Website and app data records
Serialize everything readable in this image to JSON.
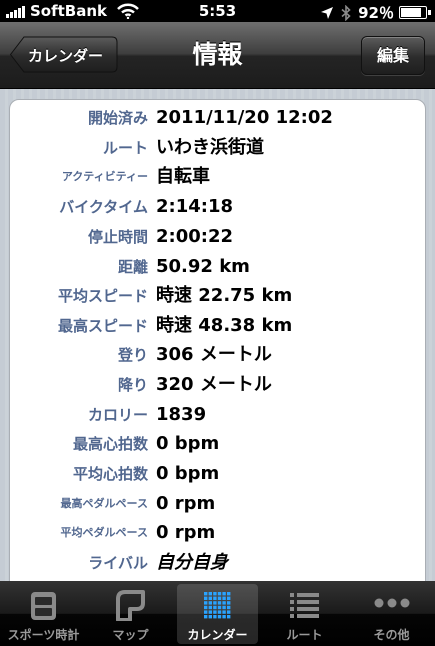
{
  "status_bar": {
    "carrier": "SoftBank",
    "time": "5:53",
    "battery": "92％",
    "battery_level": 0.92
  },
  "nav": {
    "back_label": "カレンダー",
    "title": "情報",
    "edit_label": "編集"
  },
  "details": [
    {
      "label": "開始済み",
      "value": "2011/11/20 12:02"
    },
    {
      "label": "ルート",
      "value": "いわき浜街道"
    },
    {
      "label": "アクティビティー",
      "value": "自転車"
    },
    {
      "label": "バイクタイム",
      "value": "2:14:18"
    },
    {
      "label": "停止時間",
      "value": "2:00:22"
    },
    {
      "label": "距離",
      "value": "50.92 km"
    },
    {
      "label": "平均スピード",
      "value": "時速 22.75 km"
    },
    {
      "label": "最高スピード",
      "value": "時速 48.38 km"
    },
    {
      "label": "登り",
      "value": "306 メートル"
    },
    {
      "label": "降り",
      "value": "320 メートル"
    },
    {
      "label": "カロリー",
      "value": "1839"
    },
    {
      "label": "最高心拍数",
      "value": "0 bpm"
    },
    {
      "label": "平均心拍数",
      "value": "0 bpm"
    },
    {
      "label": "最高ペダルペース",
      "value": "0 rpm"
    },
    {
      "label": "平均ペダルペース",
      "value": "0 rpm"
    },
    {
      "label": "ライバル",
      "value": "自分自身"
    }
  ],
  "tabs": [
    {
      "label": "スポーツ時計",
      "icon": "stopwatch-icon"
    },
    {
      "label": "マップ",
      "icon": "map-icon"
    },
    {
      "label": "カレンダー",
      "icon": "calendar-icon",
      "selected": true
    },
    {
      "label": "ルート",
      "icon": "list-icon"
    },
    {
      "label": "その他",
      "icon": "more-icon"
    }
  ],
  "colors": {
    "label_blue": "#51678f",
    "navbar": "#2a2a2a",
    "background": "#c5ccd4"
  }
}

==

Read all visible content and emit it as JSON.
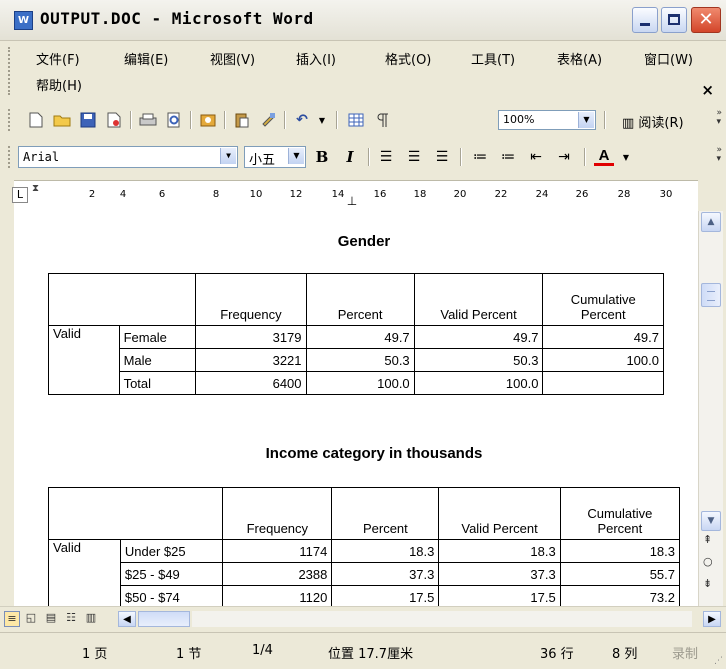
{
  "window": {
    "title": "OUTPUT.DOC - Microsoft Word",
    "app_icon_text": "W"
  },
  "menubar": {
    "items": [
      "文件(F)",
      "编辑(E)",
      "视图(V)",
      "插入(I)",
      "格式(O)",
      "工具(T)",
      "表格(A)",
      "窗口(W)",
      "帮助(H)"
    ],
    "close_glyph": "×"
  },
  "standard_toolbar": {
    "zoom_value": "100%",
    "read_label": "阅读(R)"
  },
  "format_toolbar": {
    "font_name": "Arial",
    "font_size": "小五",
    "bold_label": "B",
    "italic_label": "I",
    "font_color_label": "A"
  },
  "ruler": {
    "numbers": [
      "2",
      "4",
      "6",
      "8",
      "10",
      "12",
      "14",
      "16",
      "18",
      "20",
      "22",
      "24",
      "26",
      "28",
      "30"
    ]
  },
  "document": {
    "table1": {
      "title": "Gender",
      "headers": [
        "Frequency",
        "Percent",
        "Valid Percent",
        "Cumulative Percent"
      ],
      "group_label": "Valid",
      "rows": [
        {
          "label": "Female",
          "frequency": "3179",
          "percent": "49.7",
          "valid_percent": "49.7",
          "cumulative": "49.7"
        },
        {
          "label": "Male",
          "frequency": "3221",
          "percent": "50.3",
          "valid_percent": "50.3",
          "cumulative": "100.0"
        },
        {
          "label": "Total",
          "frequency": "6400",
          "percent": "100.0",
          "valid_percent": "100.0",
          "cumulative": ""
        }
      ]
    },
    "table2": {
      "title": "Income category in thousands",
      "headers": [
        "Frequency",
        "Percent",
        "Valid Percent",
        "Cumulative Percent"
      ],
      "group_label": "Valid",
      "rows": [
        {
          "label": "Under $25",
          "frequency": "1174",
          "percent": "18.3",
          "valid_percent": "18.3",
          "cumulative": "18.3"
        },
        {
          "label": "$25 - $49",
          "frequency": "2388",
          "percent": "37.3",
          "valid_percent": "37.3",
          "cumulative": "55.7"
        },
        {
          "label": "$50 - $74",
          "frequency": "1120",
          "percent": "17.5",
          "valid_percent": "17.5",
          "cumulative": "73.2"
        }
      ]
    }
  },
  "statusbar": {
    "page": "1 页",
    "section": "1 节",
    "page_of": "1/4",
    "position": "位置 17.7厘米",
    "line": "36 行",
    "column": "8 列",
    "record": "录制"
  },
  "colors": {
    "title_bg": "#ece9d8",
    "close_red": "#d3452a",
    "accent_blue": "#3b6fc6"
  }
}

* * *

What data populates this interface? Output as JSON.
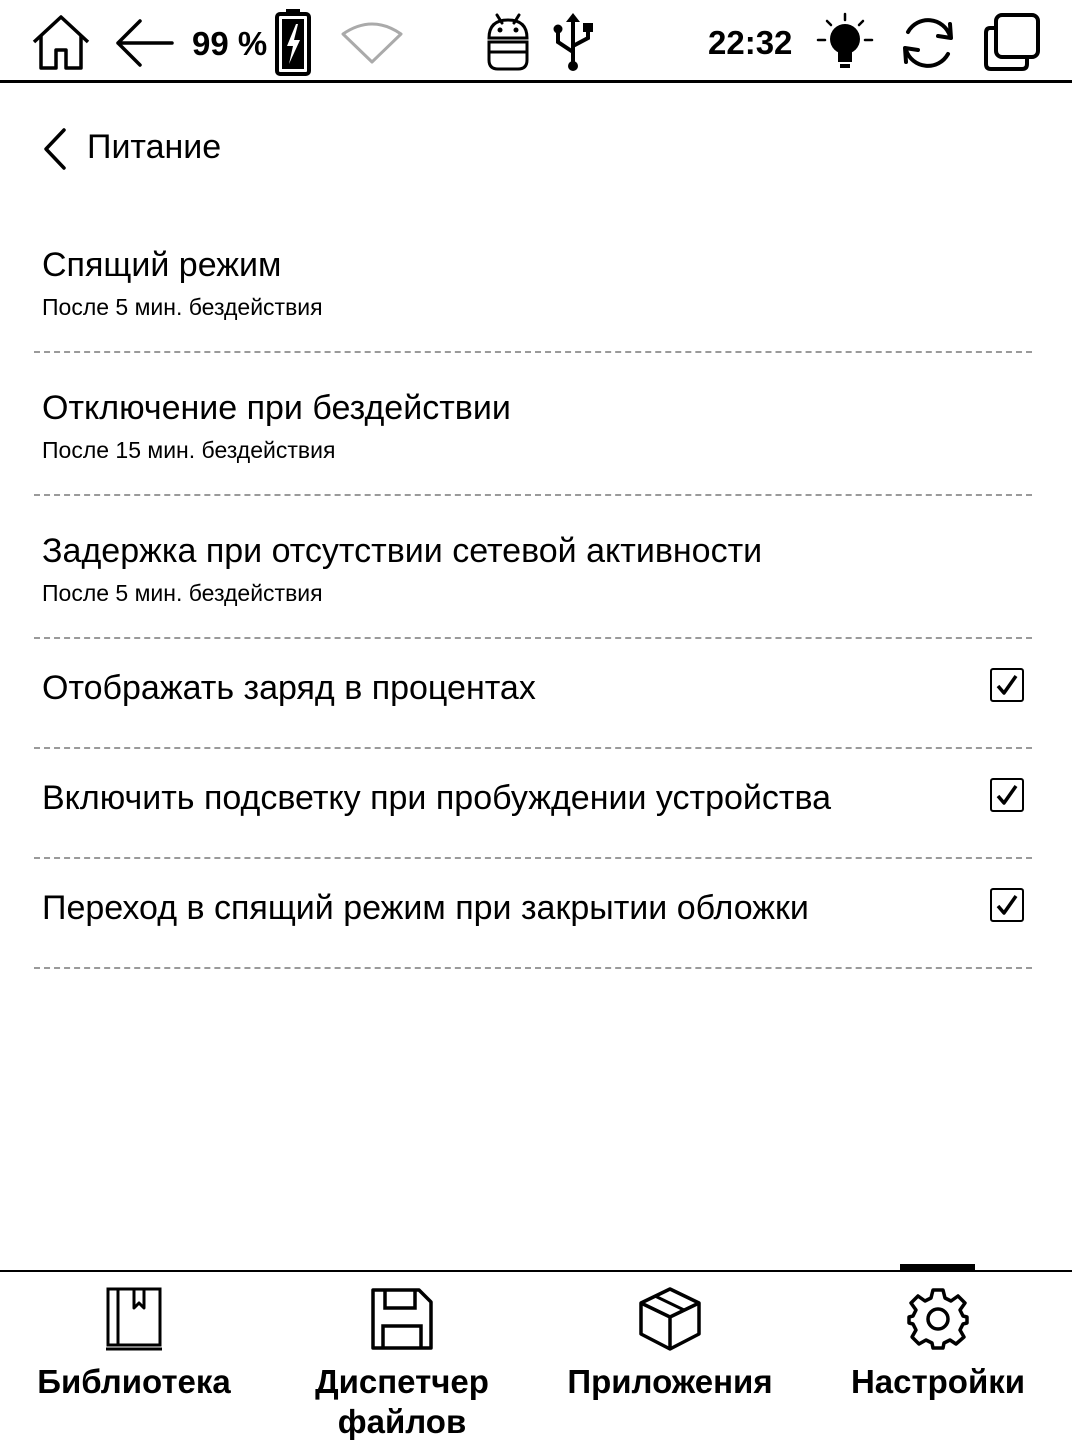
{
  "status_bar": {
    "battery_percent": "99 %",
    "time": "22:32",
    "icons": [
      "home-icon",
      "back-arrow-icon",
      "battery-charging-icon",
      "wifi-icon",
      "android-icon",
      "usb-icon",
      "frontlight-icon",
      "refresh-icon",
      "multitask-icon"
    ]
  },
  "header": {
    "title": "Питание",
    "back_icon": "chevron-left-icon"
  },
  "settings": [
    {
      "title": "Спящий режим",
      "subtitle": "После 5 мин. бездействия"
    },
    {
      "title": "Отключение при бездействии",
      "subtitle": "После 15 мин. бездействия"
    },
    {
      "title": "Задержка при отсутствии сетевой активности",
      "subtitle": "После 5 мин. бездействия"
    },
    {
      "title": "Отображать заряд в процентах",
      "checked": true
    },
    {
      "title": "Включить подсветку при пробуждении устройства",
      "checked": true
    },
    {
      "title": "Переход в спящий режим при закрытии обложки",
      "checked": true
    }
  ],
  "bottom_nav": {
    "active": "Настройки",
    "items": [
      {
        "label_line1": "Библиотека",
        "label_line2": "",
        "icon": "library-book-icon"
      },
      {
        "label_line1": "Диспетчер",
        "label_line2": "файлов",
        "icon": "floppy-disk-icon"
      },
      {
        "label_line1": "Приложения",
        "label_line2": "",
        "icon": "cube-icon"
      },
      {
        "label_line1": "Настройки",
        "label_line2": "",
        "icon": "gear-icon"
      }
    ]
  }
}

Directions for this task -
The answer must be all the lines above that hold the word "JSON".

Expected output -
Serialize everything readable in this image to JSON.
Read all visible content and emit it as JSON.
What data populates this interface? Output as JSON.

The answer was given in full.